The new look Pedalers Post features a story from the last seven days in the world of cycling worth talking about, if you haven’t been already. This week we catch up with the first four days of the UCI Road World Championships in Doha, Qatar. So far we’ve seen all the Time Trial disciplines being contested, with British riders podiuming in the Women’s TTTs.

Women’s Time Trial
Amber Neben (USA) produced one of the shocks of the week by taking her second World Time Trial Championship, eight years after her first. The 41 year old beat Dutch rider Ellen van Dijk by just under six seconds. Katrin Garfoot of Australia took the bronze with a time of 36:35. The highest placed British rider was Hannah Barnes, who stopped the clock two minutes down on winner Neben, and finished 14th.

Men’s Time Trial
Tony Martin secured his fourth World Time Trial Championship with a time of 44:43, ahead of Vasil Kiryenka (BEL) and Jonathan Castroviejo (ESP). Martin had previously announced he would be reverting back to his old time trial style, and that decision seems to have been vindicated by his timely return to form. The highest placed Brit was Movistar’s Alex Dowsett who finished 12th.

Women’s Team Time Trial
Boels Dolmans Cyclling crossed the line in a time of 48:32, to win by 48 seconds from Canyon SRAM Racing. The Boels Dolmans team featured Brit Lizzie Deignan (née Armistead), whilst the Canyon SRAM team featured fellow Brit Hannah Barnes. Rounding off the podium was Cervelo Bigla Pro Cycling, featuring another British rider, Lisa Klein.

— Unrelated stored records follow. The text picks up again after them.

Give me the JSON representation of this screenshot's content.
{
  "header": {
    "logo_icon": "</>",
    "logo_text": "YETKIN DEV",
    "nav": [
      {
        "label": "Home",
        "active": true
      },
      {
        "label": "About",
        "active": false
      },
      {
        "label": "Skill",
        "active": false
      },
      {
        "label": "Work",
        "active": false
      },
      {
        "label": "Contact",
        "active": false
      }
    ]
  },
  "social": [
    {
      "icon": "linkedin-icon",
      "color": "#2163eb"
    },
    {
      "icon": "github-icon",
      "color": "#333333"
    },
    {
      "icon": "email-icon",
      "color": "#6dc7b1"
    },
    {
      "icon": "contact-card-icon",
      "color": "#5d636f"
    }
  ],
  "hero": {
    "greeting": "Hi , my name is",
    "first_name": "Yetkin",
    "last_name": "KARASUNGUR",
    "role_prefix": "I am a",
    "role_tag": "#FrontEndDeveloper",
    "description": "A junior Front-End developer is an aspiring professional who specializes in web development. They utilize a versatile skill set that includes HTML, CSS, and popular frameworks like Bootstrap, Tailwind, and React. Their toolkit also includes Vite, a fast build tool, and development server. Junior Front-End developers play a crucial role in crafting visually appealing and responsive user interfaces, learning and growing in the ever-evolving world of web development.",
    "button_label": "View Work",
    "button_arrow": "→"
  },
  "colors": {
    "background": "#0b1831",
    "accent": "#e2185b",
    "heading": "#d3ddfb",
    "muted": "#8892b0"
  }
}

Men’s Team Time Trial
Etixx-Quickstep broke BMC Racing’s two year dominance of the TTT, stopping the clock with a time of 42:32. BMC finished 12 seconds down on the winners, whilst Australian team Orica-BikeExchange completed the podium. Team Sky finished fourth, 17 seconds off the podium and a further 37 seconds off winners Etixx-Quickstep.

Ones to watch
Mark Cavendish will be the main British interest in the Men’s Road Race, however he will have to watch out for fellow sprinters Andre Greipel and reigning champion Peter Sagan. If the wind picks up though it could be anyone’s race, so keep an eye out for the likes of Edvald Boasson Hagen should any splits in the field emerge.

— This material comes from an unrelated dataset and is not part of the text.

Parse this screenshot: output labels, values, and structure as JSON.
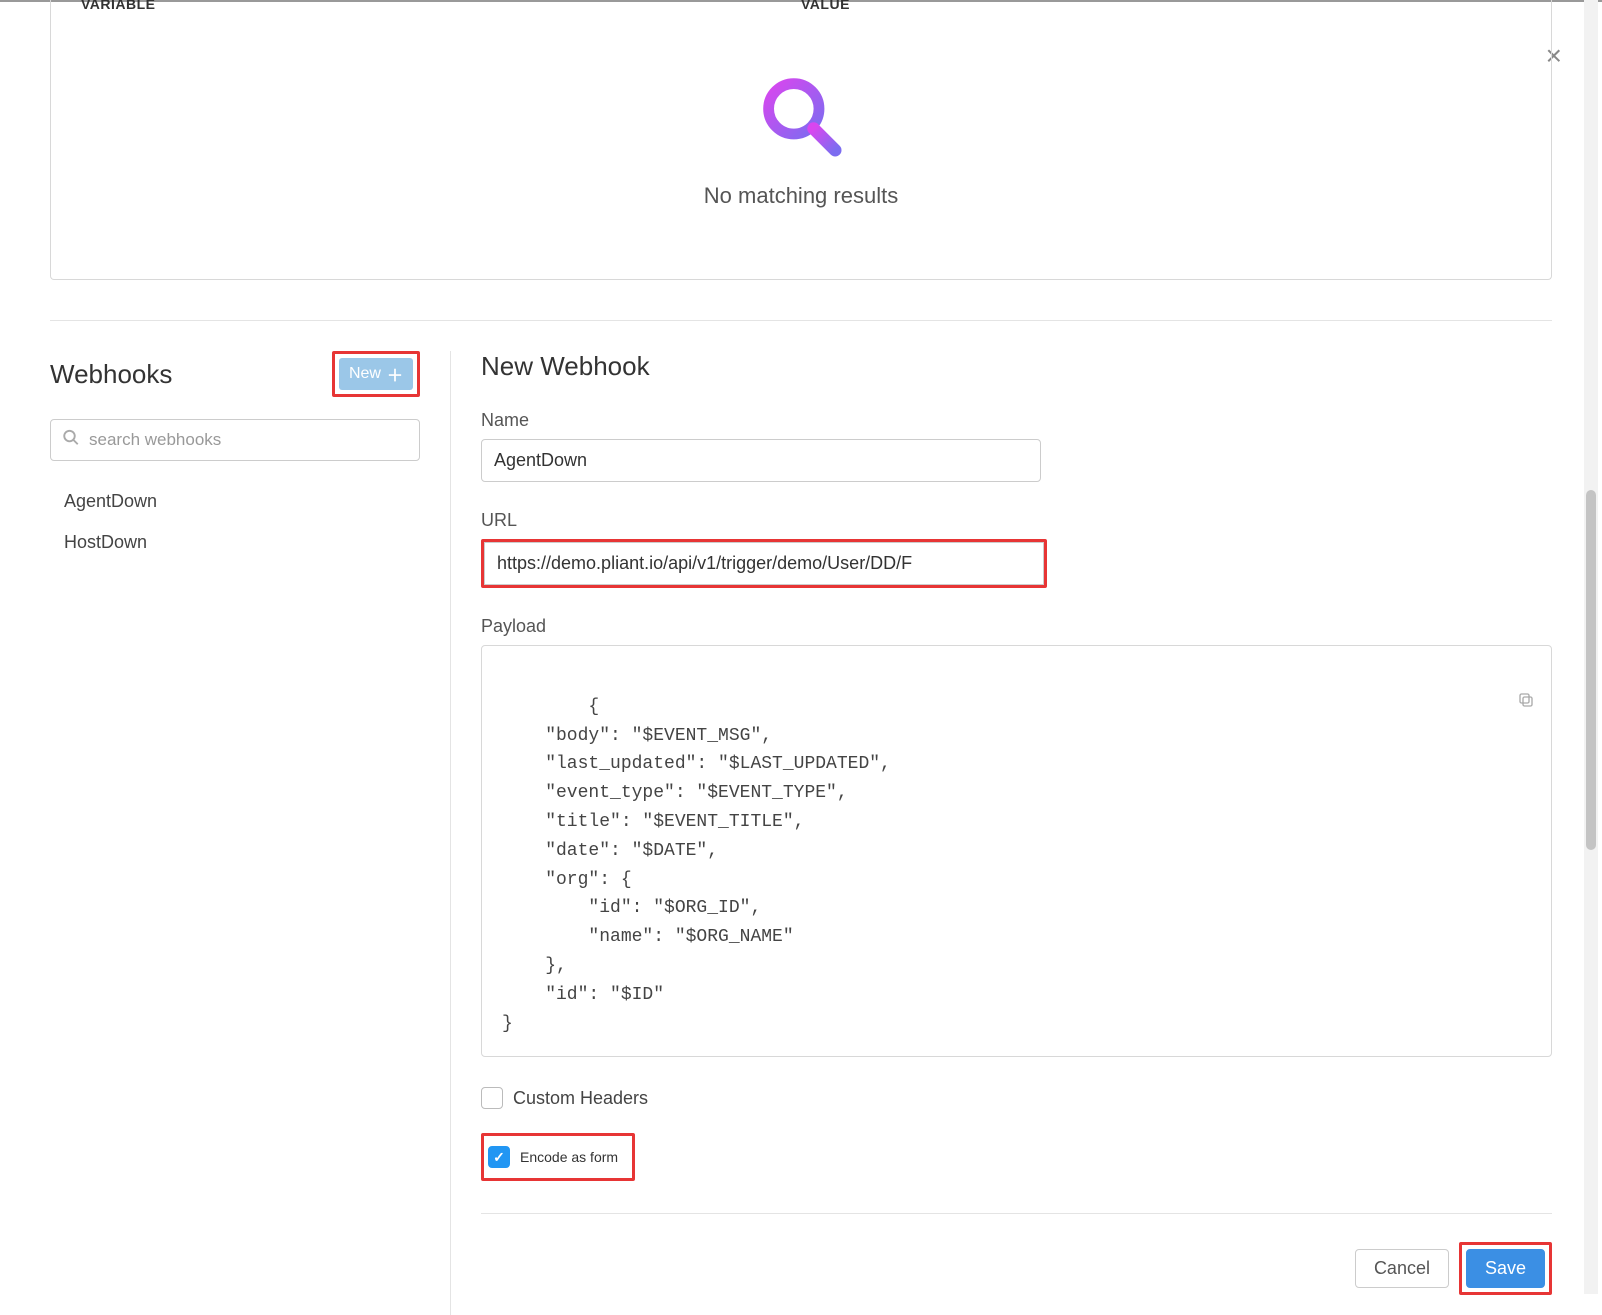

Kirsten Wild of the Netherlands seems to be the sensible bet in the Women’s Road Race given her ten previous stage wins at the Tour of Qatar, whilst reigning champion Lizzie Deignan is perhaps Great Britain’s best hope of winning a medal.

For a full breakdown of results including Juniors & U23s click here.